A celebrated painting by British artist David Hockney has been sold at Christie’s in New York for just over $90m.                                                –  https://www.bbc.co.uk/news/entertainment-arts-46232870

Believe that and you would believe anything.

Occasionally, of course, by dint of sheer numbers, the quality of work can rise to pedestrian, but that’s about it. To provide some kind of contact from all this stuff, the trick would be to herd them all into some mega compound, set fire to the lot and create the biggest barbie in history. A bonfire of the vanities. Next week you could probably do the same.
It’s one abiding virtue? It can be fun and therapeutic, of course. Quite right too. 

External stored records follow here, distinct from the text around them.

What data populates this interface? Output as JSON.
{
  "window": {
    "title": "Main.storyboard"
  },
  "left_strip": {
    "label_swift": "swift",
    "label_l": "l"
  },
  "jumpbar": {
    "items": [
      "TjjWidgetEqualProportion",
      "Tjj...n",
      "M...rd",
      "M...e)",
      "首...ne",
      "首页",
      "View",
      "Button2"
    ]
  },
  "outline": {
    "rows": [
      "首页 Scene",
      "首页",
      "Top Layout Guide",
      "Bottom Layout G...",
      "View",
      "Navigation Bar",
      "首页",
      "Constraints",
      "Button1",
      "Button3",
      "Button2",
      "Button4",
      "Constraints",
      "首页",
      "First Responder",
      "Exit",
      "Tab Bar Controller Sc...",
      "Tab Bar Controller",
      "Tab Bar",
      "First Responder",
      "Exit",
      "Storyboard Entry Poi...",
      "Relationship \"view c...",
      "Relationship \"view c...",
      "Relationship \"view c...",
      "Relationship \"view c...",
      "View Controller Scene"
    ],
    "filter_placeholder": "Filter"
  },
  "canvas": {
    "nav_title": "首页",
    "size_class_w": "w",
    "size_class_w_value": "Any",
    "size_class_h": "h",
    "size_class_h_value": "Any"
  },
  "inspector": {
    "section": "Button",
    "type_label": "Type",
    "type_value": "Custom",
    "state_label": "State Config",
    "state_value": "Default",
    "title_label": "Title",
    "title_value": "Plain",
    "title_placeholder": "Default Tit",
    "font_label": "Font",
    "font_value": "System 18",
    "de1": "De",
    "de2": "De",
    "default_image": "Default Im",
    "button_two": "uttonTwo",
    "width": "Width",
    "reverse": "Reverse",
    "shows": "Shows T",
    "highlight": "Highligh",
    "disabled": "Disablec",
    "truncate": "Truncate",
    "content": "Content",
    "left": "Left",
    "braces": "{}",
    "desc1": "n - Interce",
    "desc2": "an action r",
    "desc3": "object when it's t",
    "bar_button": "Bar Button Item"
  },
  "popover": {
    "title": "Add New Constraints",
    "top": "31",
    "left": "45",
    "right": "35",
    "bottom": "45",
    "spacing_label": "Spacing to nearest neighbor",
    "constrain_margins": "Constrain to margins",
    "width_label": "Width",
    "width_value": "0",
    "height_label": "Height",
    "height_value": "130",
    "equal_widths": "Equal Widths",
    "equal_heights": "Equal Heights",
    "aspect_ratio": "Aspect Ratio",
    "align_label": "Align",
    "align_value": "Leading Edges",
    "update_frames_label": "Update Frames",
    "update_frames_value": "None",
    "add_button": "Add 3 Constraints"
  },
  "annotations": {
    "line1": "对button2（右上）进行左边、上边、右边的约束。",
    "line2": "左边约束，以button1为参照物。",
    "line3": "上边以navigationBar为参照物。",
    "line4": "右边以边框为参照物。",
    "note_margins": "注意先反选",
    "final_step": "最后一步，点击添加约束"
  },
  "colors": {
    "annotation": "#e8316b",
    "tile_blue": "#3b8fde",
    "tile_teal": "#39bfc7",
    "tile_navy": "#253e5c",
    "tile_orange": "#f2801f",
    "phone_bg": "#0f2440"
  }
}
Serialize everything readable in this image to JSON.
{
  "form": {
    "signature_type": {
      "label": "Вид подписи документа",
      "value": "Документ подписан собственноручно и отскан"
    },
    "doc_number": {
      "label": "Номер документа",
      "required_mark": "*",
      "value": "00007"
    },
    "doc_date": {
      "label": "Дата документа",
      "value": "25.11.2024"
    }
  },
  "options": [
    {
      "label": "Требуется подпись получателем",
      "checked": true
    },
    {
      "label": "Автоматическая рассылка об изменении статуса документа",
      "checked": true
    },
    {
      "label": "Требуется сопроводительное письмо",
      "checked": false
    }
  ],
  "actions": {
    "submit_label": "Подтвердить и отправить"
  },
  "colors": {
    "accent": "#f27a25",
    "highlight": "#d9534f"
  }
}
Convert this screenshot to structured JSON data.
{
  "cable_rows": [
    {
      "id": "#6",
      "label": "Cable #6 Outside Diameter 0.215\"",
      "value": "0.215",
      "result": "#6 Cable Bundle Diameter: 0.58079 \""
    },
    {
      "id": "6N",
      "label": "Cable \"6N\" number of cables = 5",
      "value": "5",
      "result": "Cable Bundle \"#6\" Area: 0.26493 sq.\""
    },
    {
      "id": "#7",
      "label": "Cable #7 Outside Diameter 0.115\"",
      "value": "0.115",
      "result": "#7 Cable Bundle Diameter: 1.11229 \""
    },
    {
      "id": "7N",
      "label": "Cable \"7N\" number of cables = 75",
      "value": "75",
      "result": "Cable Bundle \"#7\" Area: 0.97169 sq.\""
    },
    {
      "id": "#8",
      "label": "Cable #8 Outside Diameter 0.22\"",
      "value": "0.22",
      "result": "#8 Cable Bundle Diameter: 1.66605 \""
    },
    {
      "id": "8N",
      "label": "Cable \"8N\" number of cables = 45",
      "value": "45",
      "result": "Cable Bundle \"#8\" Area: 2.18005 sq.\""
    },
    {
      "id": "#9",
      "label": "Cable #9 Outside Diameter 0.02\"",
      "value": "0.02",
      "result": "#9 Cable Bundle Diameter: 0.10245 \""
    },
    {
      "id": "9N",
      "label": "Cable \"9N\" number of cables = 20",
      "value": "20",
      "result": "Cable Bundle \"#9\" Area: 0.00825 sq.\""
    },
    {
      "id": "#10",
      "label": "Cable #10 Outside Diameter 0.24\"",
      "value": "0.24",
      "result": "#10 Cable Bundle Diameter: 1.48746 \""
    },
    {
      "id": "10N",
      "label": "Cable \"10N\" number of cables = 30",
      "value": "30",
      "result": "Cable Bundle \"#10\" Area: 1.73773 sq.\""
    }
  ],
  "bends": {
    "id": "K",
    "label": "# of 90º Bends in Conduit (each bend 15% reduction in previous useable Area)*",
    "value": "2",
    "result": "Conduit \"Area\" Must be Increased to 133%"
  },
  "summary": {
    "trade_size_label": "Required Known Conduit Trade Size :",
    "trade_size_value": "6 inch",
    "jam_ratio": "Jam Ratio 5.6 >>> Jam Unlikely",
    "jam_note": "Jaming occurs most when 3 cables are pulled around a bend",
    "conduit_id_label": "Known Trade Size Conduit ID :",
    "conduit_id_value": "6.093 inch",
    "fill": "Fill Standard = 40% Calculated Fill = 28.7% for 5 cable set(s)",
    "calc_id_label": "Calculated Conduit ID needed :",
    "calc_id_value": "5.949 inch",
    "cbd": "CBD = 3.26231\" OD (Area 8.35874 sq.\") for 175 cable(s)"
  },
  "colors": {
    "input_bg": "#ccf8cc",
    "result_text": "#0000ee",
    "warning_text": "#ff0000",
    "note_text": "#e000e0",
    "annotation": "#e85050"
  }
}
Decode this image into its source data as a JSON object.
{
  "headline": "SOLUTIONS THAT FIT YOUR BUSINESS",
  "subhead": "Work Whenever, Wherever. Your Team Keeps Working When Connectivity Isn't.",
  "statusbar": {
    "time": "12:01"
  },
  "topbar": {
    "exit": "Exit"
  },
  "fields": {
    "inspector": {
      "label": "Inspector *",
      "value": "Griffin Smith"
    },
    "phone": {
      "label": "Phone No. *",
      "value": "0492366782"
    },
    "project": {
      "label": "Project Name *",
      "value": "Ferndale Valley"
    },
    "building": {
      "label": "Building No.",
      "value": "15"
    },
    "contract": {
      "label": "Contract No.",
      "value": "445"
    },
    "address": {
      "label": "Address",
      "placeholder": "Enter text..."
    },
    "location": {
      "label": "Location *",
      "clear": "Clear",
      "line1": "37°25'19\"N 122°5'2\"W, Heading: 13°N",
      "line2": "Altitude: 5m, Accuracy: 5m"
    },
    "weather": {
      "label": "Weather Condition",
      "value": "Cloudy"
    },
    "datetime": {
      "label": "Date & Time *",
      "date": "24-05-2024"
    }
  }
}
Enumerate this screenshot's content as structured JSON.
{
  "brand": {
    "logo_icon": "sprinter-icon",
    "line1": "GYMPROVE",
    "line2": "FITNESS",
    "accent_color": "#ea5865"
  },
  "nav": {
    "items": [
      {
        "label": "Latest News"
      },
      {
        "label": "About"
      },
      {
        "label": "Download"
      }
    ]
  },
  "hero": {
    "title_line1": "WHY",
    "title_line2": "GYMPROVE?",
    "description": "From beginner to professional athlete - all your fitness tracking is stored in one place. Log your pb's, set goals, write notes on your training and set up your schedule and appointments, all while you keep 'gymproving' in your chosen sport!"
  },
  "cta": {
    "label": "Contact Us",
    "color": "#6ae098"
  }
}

I used to take adult art classes for many years and thoroughly enjoyed it.…AND, so did my students! We still keep in touch.

The lure of ‘artspeak’ or ‘art bollocks’ is irresistible, the pretentious and obfuscation of the words generally being in an inverse relationship to the threadbare quality of the image.
Let’s finish with a little gem I spotted the other day:

‘Her critical eye casts outwards as well, challenging contemporary mores and identity politics through the medium of the ‘old masters.’ She examines ‘otherness’, intimacy and indeed masculinity via the tropes of the Elizabethan court; a metaphor for our own times.’

Love it.